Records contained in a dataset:
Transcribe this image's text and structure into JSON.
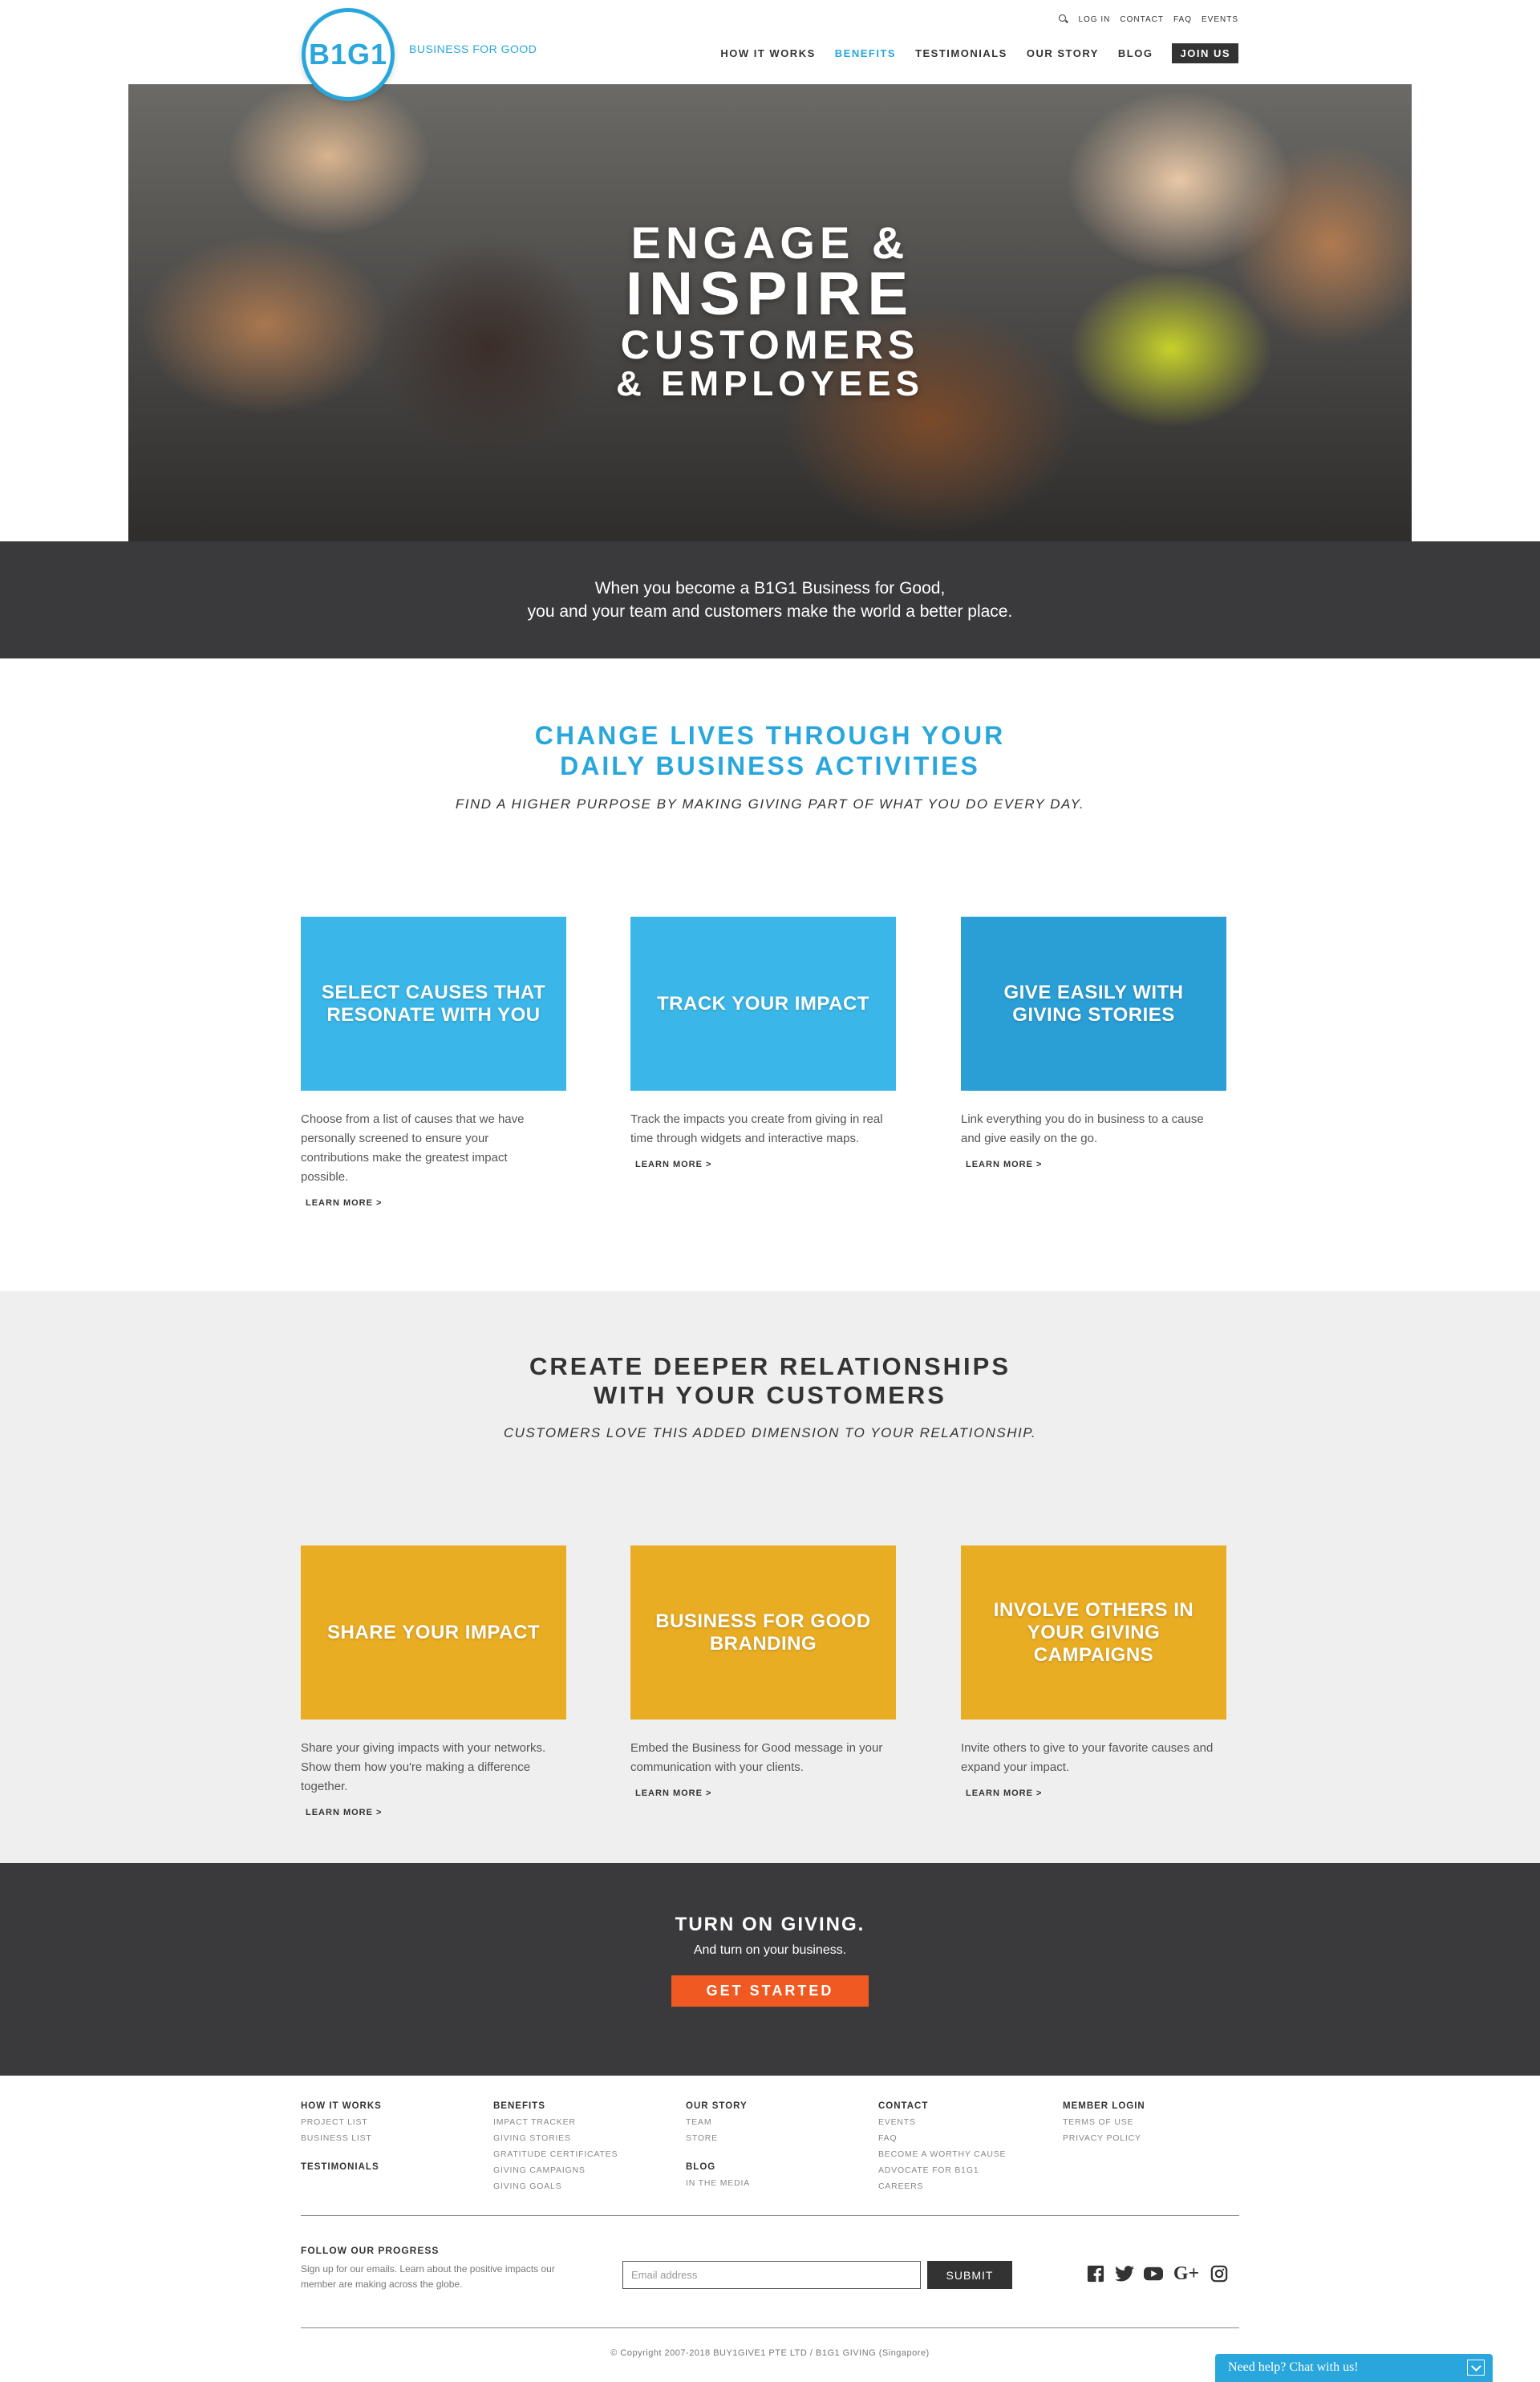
{
  "header": {
    "logo_text": "B1G1",
    "tagline": "BUSINESS FOR GOOD",
    "utility_nav": [
      "LOG IN",
      "CONTACT",
      "FAQ",
      "EVENTS"
    ],
    "main_nav": [
      "HOW IT WORKS",
      "BENEFITS",
      "TESTIMONIALS",
      "OUR STORY",
      "BLOG"
    ],
    "active_nav": "BENEFITS",
    "join_label": "JOIN US"
  },
  "hero": {
    "line1": "ENGAGE &",
    "line2": "INSPIRE",
    "line3": "CUSTOMERS",
    "line4": "& EMPLOYEES"
  },
  "intro": {
    "line1": "When you become a B1G1 Business for Good,",
    "line2": "you and your team and customers make the world a better place."
  },
  "section1": {
    "heading_line1": "CHANGE LIVES THROUGH YOUR",
    "heading_line2": "DAILY BUSINESS ACTIVITIES",
    "subheading": "FIND A HIGHER PURPOSE BY MAKING GIVING PART OF WHAT YOU DO EVERY DAY.",
    "cards": [
      {
        "title": "SELECT CAUSES THAT RESONATE WITH YOU",
        "text": "Choose from a list of causes that we have personally screened to ensure your contributions make the greatest impact possible.",
        "link": "LEARN MORE >"
      },
      {
        "title": "TRACK YOUR IMPACT",
        "text": "Track the impacts you create from giving in real time through widgets and interactive maps.",
        "link": "LEARN MORE >"
      },
      {
        "title": "GIVE EASILY WITH GIVING STORIES",
        "text": "Link everything you do in business to a cause and give easily on the go.",
        "link": "LEARN MORE >"
      }
    ]
  },
  "section2": {
    "heading_line1": "CREATE DEEPER RELATIONSHIPS",
    "heading_line2": "WITH YOUR CUSTOMERS",
    "subheading": "CUSTOMERS LOVE THIS ADDED DIMENSION TO YOUR RELATIONSHIP.",
    "cards": [
      {
        "title": "SHARE YOUR IMPACT",
        "text": "Share your giving impacts with your networks. Show them how you're making a difference together.",
        "link": "LEARN MORE >"
      },
      {
        "title": "BUSINESS FOR GOOD BRANDING",
        "text": "Embed the Business for Good message in your communication with your clients.",
        "link": "LEARN MORE >"
      },
      {
        "title": "INVOLVE OTHERS IN YOUR GIVING CAMPAIGNS",
        "text": "Invite others to give to your favorite causes and expand your impact.",
        "link": "LEARN MORE >"
      }
    ]
  },
  "cta": {
    "title": "TURN ON GIVING.",
    "subtitle": "And turn on your business.",
    "button": "GET STARTED"
  },
  "footer": {
    "col1": {
      "h1": "HOW IT WORKS",
      "items": [
        "PROJECT LIST",
        "BUSINESS LIST"
      ],
      "h2": "TESTIMONIALS"
    },
    "col2": {
      "h1": "BENEFITS",
      "items": [
        "IMPACT TRACKER",
        "GIVING STORIES",
        "GRATITUDE CERTIFICATES",
        "GIVING CAMPAIGNS",
        "GIVING GOALS"
      ]
    },
    "col3": {
      "h1": "OUR STORY",
      "items": [
        "TEAM",
        "STORE"
      ],
      "h2": "BLOG",
      "items2": [
        "IN THE MEDIA"
      ]
    },
    "col4": {
      "h1": "CONTACT",
      "items": [
        "EVENTS",
        "FAQ",
        "BECOME A WORTHY CAUSE",
        "ADVOCATE FOR B1G1",
        "CAREERS"
      ]
    },
    "col5": {
      "h1": "MEMBER LOGIN",
      "items": [
        "TERMS OF USE",
        "PRIVACY POLICY"
      ]
    },
    "follow_title": "FOLLOW OUR PROGRESS",
    "follow_text": "Sign up for our emails. Learn about the positive impacts our member are making across the globe.",
    "email_placeholder": "Email address",
    "submit": "SUBMIT",
    "socials": [
      "facebook-icon",
      "twitter-icon",
      "youtube-icon",
      "google-plus-icon",
      "instagram-icon"
    ],
    "copyright": "© Copyright 2007-2018 BUY1GIVE1 PTE LTD / B1G1 GIVING (Singapore)"
  },
  "chat": {
    "label": "Need help? Chat with us!"
  },
  "colors": {
    "brand_blue": "#29a7dc",
    "dark_band": "#3a393c",
    "cta_orange": "#f05a22",
    "gold": "#e9ad24"
  }
}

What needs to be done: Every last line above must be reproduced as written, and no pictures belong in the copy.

Result of this task:
Transcribe this image's text and structure into JSON.
{
  "header": {
    "logo_text": "B1G1",
    "tagline": "BUSINESS FOR GOOD",
    "utility_nav": [
      "LOG IN",
      "CONTACT",
      "FAQ",
      "EVENTS"
    ],
    "main_nav": [
      "HOW IT WORKS",
      "BENEFITS",
      "TESTIMONIALS",
      "OUR STORY",
      "BLOG"
    ],
    "active_nav": "BENEFITS",
    "join_label": "JOIN US"
  },
  "hero": {
    "line1": "ENGAGE &",
    "line2": "INSPIRE",
    "line3": "CUSTOMERS",
    "line4": "& EMPLOYEES"
  },
  "intro": {
    "line1": "When you become a B1G1 Business for Good,",
    "line2": "you and your team and customers make the world a better place."
  },
  "section1": {
    "heading_line1": "CHANGE LIVES THROUGH YOUR",
    "heading_line2": "DAILY BUSINESS ACTIVITIES",
    "subheading": "FIND A HIGHER PURPOSE BY MAKING GIVING PART OF WHAT YOU DO EVERY DAY.",
    "cards": [
      {
        "title": "SELECT CAUSES THAT RESONATE WITH YOU",
        "text": "Choose from a list of causes that we have personally screened to ensure your contributions make the greatest impact possible.",
        "link": "LEARN MORE >"
      },
      {
        "title": "TRACK YOUR IMPACT",
        "text": "Track the impacts you create from giving in real time through widgets and interactive maps.",
        "link": "LEARN MORE >"
      },
      {
        "title": "GIVE EASILY WITH GIVING STORIES",
        "text": "Link everything you do in business to a cause and give easily on the go.",
        "link": "LEARN MORE >"
      }
    ]
  },
  "section2": {
    "heading_line1": "CREATE DEEPER RELATIONSHIPS",
    "heading_line2": "WITH YOUR CUSTOMERS",
    "subheading": "CUSTOMERS LOVE THIS ADDED DIMENSION TO YOUR RELATIONSHIP.",
    "cards": [
      {
        "title": "SHARE YOUR IMPACT",
        "text": "Share your giving impacts with your networks. Show them how you're making a difference together.",
        "link": "LEARN MORE >"
      },
      {
        "title": "BUSINESS FOR GOOD BRANDING",
        "text": "Embed the Business for Good message in your communication with your clients.",
        "link": "LEARN MORE >"
      },
      {
        "title": "INVOLVE OTHERS IN YOUR GIVING CAMPAIGNS",
        "text": "Invite others to give to your favorite causes and expand your impact.",
        "link": "LEARN MORE >"
      }
    ]
  },
  "cta": {
    "title": "TURN ON GIVING.",
    "subtitle": "And turn on your business.",
    "button": "GET STARTED"
  },
  "footer": {
    "col1": {
      "h1": "HOW IT WORKS",
      "items": [
        "PROJECT LIST",
        "BUSINESS LIST"
      ],
      "h2": "TESTIMONIALS"
    },
    "col2": {
      "h1": "BENEFITS",
      "items": [
        "IMPACT TRACKER",
        "GIVING STORIES",
        "GRATITUDE CERTIFICATES",
        "GIVING CAMPAIGNS",
        "GIVING GOALS"
      ]
    },
    "col3": {
      "h1": "OUR STORY",
      "items": [
        "TEAM",
        "STORE"
      ],
      "h2": "BLOG",
      "items2": [
        "IN THE MEDIA"
      ]
    },
    "col4": {
      "h1": "CONTACT",
      "items": [
        "EVENTS",
        "FAQ",
        "BECOME A WORTHY CAUSE",
        "ADVOCATE FOR B1G1",
        "CAREERS"
      ]
    },
    "col5": {
      "h1": "MEMBER LOGIN",
      "items": [
        "TERMS OF USE",
        "PRIVACY POLICY"
      ]
    },
    "follow_title": "FOLLOW OUR PROGRESS",
    "follow_text": "Sign up for our emails. Learn about the positive impacts our member are making across the globe.",
    "email_placeholder": "Email address",
    "submit": "SUBMIT",
    "socials": [
      "facebook-icon",
      "twitter-icon",
      "youtube-icon",
      "google-plus-icon",
      "instagram-icon"
    ],
    "copyright": "© Copyright 2007-2018 BUY1GIVE1 PTE LTD / B1G1 GIVING (Singapore)"
  },
  "chat": {
    "label": "Need help? Chat with us!"
  },
  "colors": {
    "brand_blue": "#29a7dc",
    "dark_band": "#3a393c",
    "cta_orange": "#f05a22",
    "gold": "#e9ad24"
  }
}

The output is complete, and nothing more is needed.